It came as shock to me, some years ago, to discover that some women do not like to shop. When I heard someone confess–in rather defensive tones– that she didn’t like to shop, I was tempted to march right up to her and demand she surrender her “WOMAN” card on the spot. I mean– what could cause such an aberration? Lack of estrogen? Not enough cuddling as a young child? Some particularly nasty piggybank trauma?
I mean, women have been shopping and acquiring important and necessary “stuff” since. . . well, since humanity started using “stuff.” Somewhere along the line, a female cave-person must have looked down at the pitted stone she was using to grind grain and thought: “Sheesh, I need a new rock.” She probably looked up at her neighboring cave-mama and grunted “Thelma, wanna go look for a new rock?” And the ubiquitous “shopping trip” was born. Picking up one rock after another, tossing them aside when they weren’t smooth enough or hard enough. . . it gave the gals a chance to get out of the cave for a while and to find something to make their work easier. It also gave them a chance to learn from others’ experience (Don’t pick that rock, it’ll leave grit in the flour), bond and socialize (The women in our clan all use FLAT rocks), improve themselves (Maybe we could trade our special flat rocks to the neighboring clan for some skins), develop language, laws, and finally etiquette. (Always start with the first rock on the left. . .)
It is my personal theory that the shopping trip is actually the foundation of civilization. It certainly is the foundation of politics and government. (Napoleon, let’s go see what’s on sale in Italy and Spain. . . we could pick up a few city-states on the cheap. And maybe some wine country, too– you know how I LOVE Chianti.)
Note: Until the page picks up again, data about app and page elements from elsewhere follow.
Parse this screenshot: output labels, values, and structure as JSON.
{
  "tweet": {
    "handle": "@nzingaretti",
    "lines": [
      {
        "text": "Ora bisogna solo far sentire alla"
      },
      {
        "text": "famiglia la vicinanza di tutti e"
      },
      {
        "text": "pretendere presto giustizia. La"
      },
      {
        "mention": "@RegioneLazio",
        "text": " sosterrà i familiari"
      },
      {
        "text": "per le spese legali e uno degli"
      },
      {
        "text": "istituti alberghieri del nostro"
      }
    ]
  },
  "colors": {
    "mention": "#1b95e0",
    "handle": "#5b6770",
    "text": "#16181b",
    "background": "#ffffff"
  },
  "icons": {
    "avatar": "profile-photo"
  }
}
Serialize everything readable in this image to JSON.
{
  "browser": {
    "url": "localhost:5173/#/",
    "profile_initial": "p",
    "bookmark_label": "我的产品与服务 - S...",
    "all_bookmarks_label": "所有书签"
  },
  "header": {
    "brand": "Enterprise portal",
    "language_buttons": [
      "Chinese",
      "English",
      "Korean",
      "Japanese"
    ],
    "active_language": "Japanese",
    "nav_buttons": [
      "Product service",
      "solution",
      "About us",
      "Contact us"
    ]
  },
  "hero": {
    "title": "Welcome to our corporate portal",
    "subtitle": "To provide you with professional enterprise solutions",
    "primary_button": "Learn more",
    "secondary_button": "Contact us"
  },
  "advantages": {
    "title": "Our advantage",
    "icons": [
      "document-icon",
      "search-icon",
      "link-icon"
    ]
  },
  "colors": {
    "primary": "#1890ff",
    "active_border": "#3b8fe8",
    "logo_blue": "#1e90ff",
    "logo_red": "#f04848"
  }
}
Okay, this blog has really run off the rails. Where was I? Oh, yeah. Shopping. I have another theory. . . how you acquire is every bit as important as what you acquire. Consider the items, objects, clothes, cars– things– that you love and are happiest with. I bet if you think about it you’ll realize that you have an “acquisition story” about it: the place you got it was beautiful, something funny happened, it was a romantic time, or you were with someone who meant a lot to you. That’s basically why shopping for a wedding dress has become such a storied enterprise; young women take mothers and grandmas, aunts and grandpas with them– even whole posses of girlfriends– to share in the experience. That’s my excuse for acquiring a kitchen full of mugs: some artful, some practical, and some downright what-was-I-thinking gaudy. I bought them to commemorate trips and to this day, I can tell you what the trip was and who was with me.
I was born into a shopping family. My mom was at her best when she was shopping, and my sister and I loved going shopping with her. Some of my favorite memories of her were those Saturday shopping trips and having lunch at the department store restaurant. . . where I felt all grown up. We made a day of it. We bought. We bonded. We laughed. And I learned. The thread count of good linens. The vocabulary of fabric: damask, duck, twill, poplin, jersey, knit, denim. The way to tell the quality of a pair of shoes or a piece of housewares. And, yes, the way to save money while getting what you wanted. The sale rack. (The sale rack AGAIN?) My mother was oddly both thrifty and generous, and I learned a lot, without realizing I was being taught.
Through most of my life I have been careful with money and my shopping was mostly on an “as needed” basis. Then my income rose and I caught a particularly virulent strain of “Affluenza.” I shopped for things I never thought I’d have. I finally managed to furnish my home the way I wanted and to travel and I even bought a special car– a fancy car. Because. . . because. . . I JUST HAD TO HAVE IT.
That’s another theory of mine. Sometimes, you just have to have it. Whatever “it” is. It might be a silk dress, or a pair of Jimmy Choos or a king size bed or a special set of dishes . . . or a hot sports car. . . something that makes your heart race and your knees weaken and makes you feel giddy with pleasure. It’s my firm opinion that everybody should have a couple of those purchases in their life. Something that expresses who they are and what they love to do. . . and maybe something of who they’d like to be.
Interestingly, the Affluenza has passed and I’m content with smaller, though no less meaningful purchases these days. I’m a fiend for exotic teas and squealed with delight when I discovered the “flowering teas” that bloom into a beautiful little arrangement in your teapot. I have a thing for socks– and lately the new yarns and ways of knitting produce some of the coziest and cushiest socks known to humankind. Napoleon would have invaded North Carolina to get these socks! I’m a sucker for textures, and every once in a while, as I walk by a merchandise display, I’ll drag my fingers across some fabric that stops me in my tracks and I just. . . Gotta Have It!
What about you? What is it you can’t resist when you go shopping? What’s your weakness– or your strength in shopping? What was your biggest, best “deal”? Who taught you to shop or to look for bargains?
Come on, Riders. . . talk to me!